**EXERCISE OBJECTIVE**
Once you reach the line with "What's the underlying" below, copy each line exactly, stopping after the line with "Decode this image", and skip any pictures.

**RECORD SET**
__________________________________________________

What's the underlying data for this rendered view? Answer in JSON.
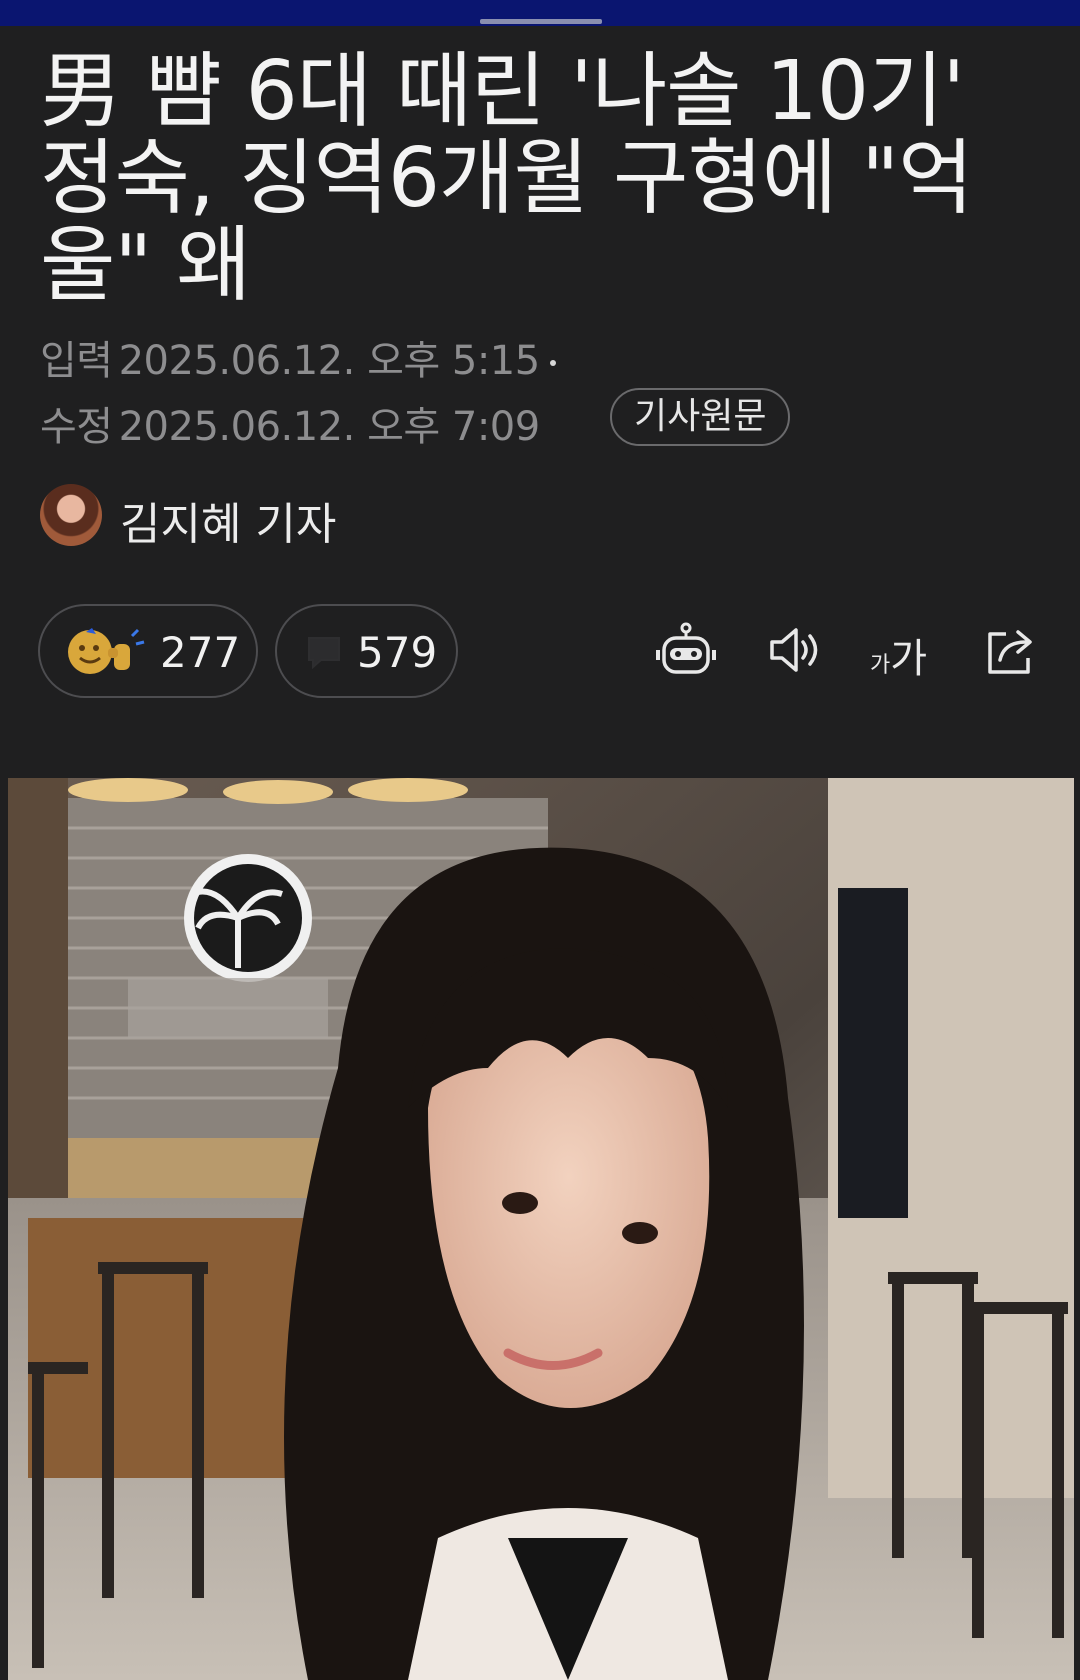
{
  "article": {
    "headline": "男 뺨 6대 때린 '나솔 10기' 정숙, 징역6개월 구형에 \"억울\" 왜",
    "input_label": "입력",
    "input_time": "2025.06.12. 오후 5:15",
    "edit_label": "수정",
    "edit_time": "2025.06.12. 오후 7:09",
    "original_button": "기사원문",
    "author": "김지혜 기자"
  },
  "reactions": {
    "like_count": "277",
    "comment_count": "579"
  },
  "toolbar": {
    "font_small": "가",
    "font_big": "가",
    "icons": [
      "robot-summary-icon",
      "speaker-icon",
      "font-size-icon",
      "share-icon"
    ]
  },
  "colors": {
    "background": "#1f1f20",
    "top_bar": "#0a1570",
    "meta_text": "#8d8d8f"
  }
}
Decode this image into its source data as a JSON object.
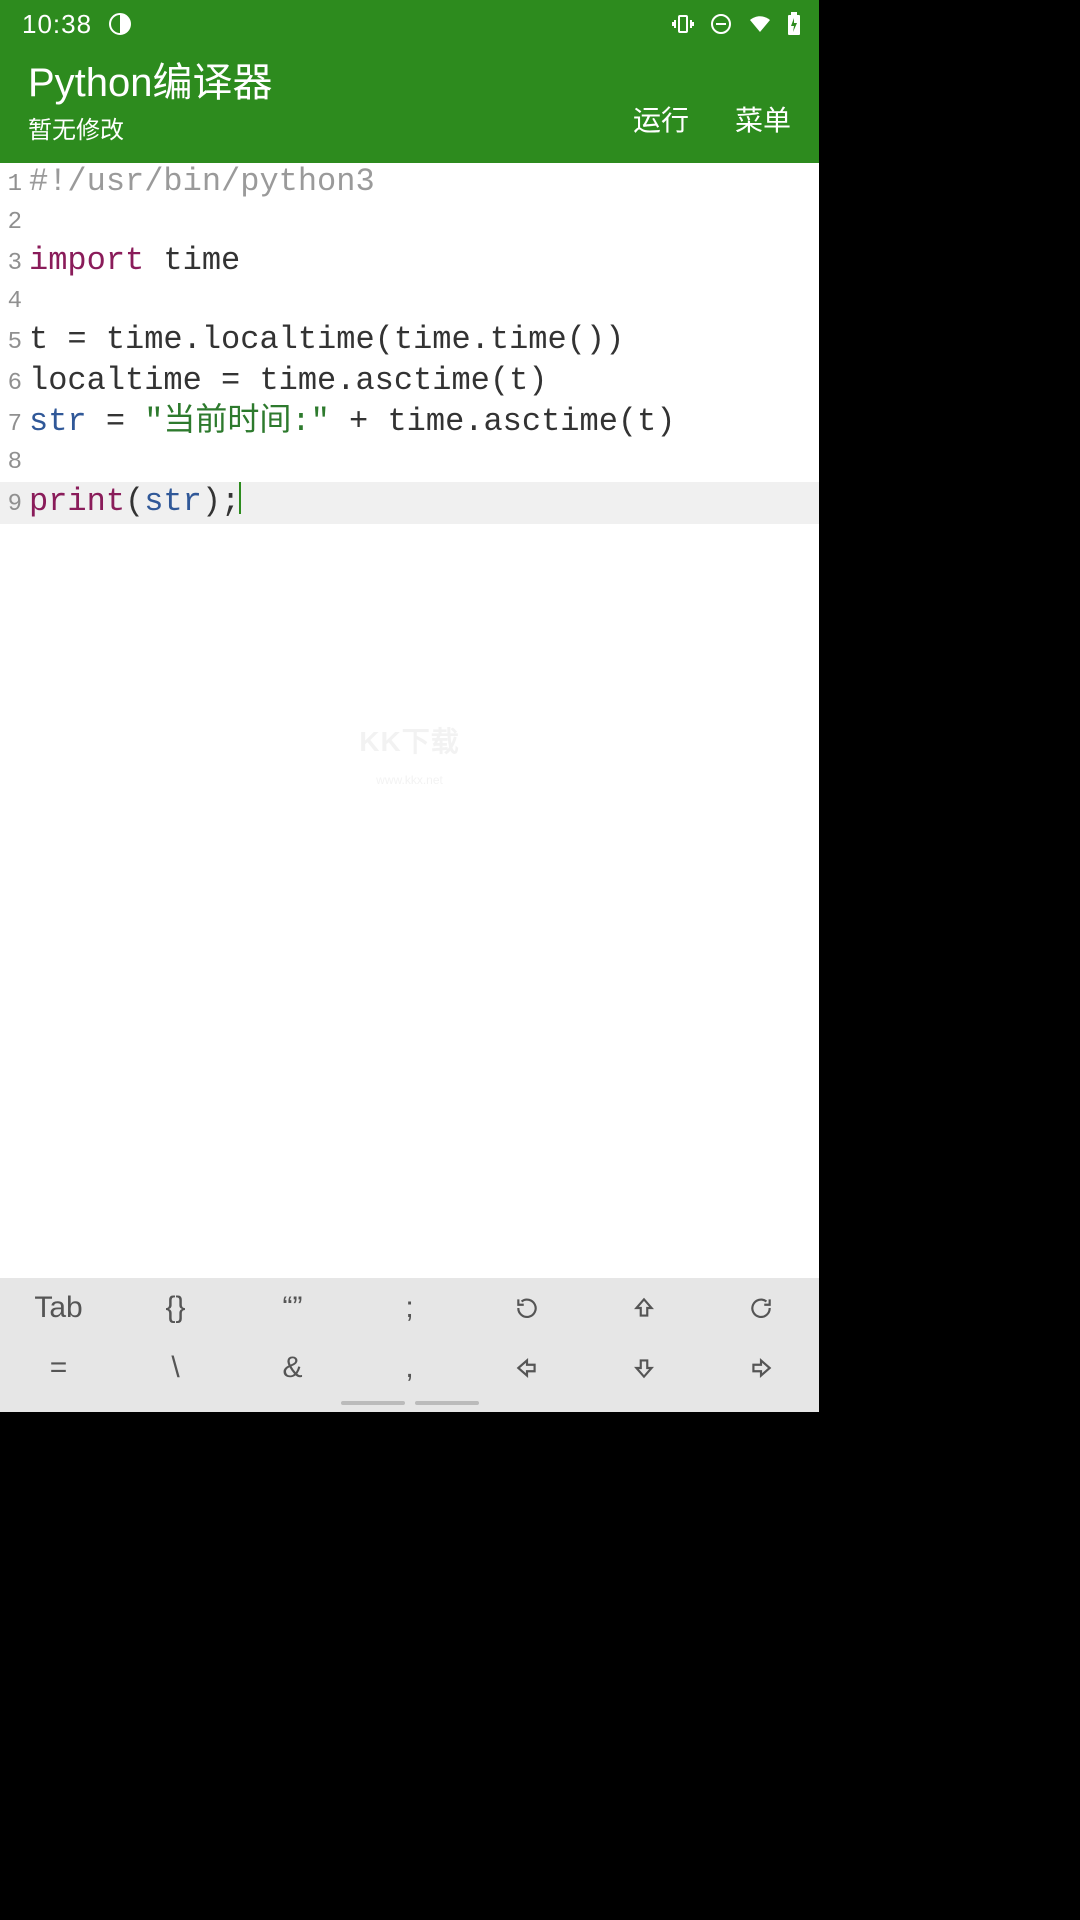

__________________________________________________

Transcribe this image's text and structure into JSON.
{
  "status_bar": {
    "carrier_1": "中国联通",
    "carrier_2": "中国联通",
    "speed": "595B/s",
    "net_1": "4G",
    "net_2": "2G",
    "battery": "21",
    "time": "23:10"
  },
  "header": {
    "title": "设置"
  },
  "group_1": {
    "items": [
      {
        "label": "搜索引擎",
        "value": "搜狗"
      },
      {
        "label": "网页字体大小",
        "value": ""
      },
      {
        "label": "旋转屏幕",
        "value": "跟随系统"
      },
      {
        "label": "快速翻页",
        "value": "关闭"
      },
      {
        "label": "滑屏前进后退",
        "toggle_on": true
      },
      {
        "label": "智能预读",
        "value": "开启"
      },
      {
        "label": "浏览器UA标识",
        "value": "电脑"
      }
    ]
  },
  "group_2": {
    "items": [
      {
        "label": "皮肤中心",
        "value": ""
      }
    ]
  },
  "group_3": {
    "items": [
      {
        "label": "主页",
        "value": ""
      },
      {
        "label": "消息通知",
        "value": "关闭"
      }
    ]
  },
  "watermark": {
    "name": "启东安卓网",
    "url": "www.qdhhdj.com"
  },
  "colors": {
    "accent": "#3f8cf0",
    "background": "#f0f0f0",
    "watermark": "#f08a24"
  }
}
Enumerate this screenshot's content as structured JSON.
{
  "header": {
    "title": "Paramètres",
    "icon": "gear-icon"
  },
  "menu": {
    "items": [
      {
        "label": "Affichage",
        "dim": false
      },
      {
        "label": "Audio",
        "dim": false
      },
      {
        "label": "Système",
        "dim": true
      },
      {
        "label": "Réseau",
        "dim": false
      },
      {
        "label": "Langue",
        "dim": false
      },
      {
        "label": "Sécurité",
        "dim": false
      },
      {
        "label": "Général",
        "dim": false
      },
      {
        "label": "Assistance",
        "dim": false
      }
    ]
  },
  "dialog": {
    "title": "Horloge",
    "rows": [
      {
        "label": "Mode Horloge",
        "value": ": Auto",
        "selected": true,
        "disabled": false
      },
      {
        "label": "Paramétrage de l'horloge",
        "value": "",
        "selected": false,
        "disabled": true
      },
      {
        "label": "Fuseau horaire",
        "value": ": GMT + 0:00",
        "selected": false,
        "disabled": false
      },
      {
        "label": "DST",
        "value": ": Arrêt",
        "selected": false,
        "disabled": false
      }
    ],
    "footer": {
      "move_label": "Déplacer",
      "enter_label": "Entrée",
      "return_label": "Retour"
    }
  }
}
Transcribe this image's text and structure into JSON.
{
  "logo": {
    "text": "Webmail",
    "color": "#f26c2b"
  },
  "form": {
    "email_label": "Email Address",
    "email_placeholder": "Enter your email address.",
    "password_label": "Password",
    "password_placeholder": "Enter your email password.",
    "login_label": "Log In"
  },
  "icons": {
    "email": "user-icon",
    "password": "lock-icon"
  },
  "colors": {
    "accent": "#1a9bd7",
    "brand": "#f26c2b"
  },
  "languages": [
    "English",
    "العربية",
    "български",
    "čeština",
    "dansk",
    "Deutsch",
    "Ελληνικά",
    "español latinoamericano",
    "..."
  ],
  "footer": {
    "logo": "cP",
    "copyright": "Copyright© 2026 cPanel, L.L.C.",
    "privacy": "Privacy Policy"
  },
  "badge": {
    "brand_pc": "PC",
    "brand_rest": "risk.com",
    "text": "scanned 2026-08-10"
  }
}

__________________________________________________

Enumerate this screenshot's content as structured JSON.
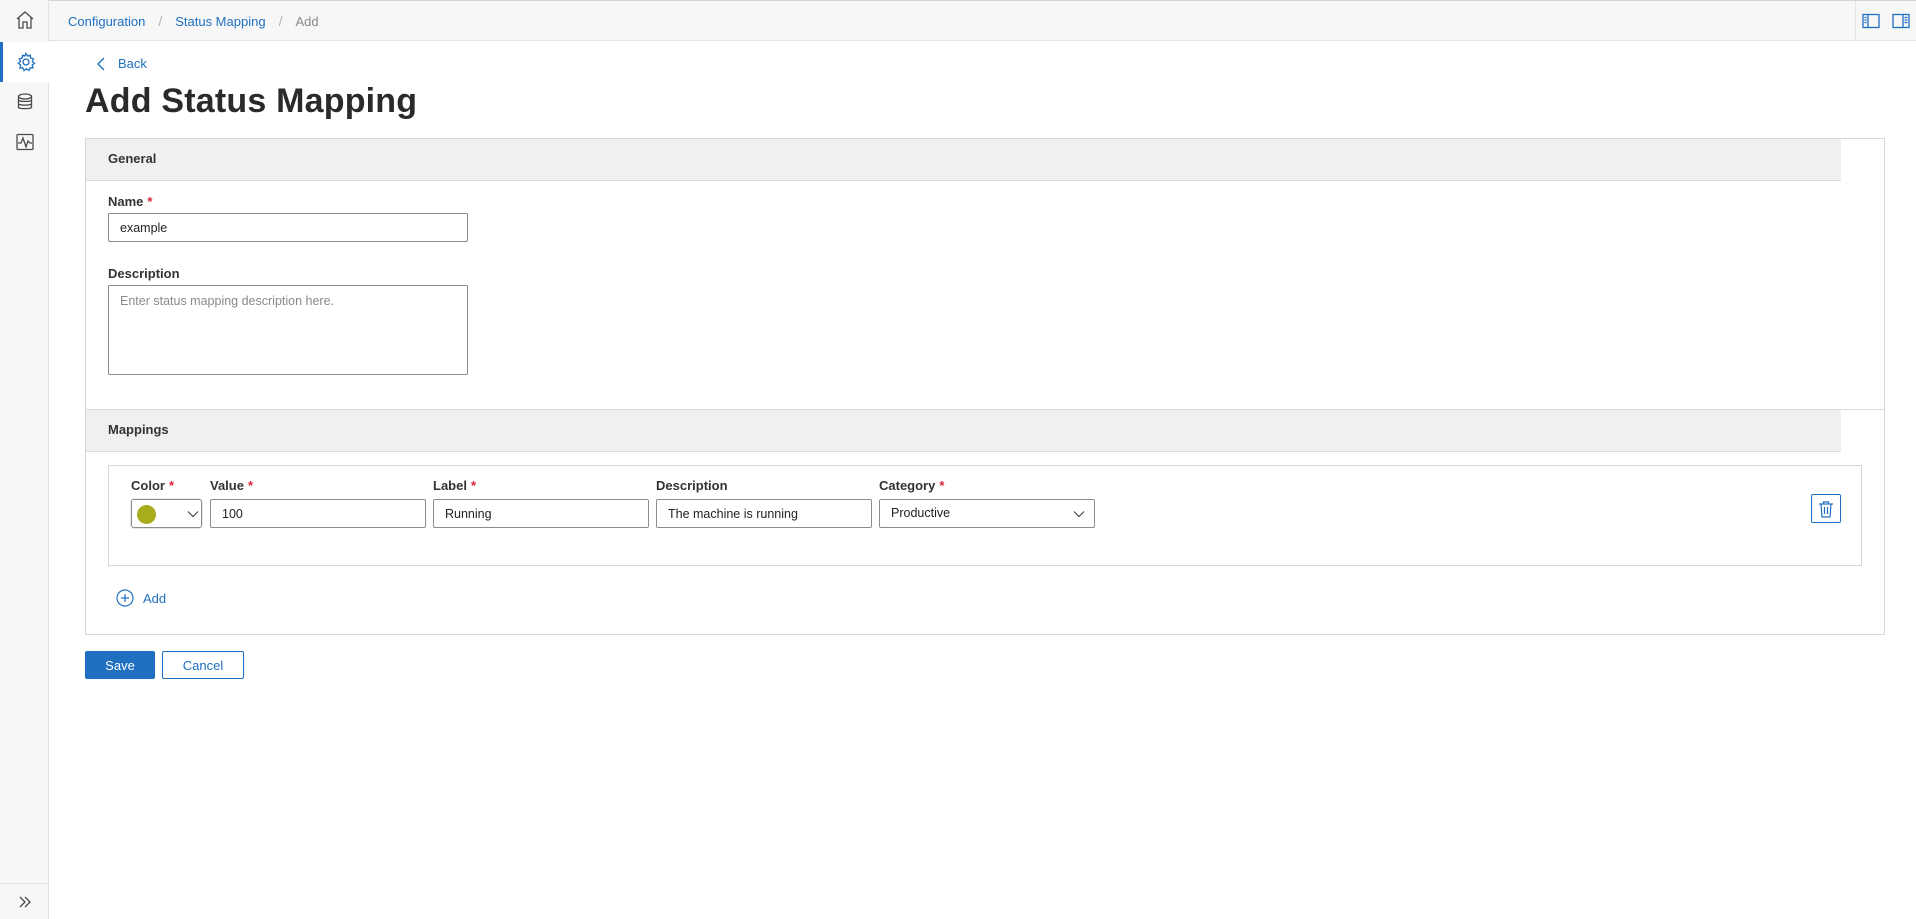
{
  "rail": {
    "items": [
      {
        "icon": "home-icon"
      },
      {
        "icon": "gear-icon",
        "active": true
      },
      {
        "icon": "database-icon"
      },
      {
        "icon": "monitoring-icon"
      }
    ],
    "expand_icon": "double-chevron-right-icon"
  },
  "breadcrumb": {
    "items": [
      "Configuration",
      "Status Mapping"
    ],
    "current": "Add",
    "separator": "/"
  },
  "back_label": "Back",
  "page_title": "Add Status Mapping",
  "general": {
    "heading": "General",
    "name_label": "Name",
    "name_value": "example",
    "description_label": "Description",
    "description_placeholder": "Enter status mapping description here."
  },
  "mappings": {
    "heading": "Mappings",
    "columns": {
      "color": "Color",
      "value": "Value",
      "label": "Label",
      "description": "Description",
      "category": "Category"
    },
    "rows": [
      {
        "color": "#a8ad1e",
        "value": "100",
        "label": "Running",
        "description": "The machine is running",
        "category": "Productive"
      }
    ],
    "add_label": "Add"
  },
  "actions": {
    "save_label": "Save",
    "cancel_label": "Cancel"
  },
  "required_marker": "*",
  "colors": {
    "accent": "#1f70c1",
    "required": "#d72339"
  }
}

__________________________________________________

**TASK OUTPUT**
What's the underlying data for this rendered view? Answer in JSON.
{
  "article": {
    "headline": "男 뺨 6대 때린 '나솔 10기' 정숙, 징역6개월 구형에 \"억울\" 왜",
    "input_label": "입력",
    "input_time": "2025.06.12. 오후 5:15",
    "edit_label": "수정",
    "edit_time": "2025.06.12. 오후 7:09",
    "original_button": "기사원문",
    "author": "김지혜 기자"
  },
  "reactions": {
    "like_count": "277",
    "comment_count": "579"
  },
  "toolbar": {
    "font_small": "가",
    "font_big": "가",
    "icons": [
      "robot-summary-icon",
      "speaker-icon",
      "font-size-icon",
      "share-icon"
    ]
  },
  "colors": {
    "background": "#1f1f20",
    "top_bar": "#0a1570",
    "meta_text": "#8d8d8f"
  }
}
Decode this image into its source data as a JSON object.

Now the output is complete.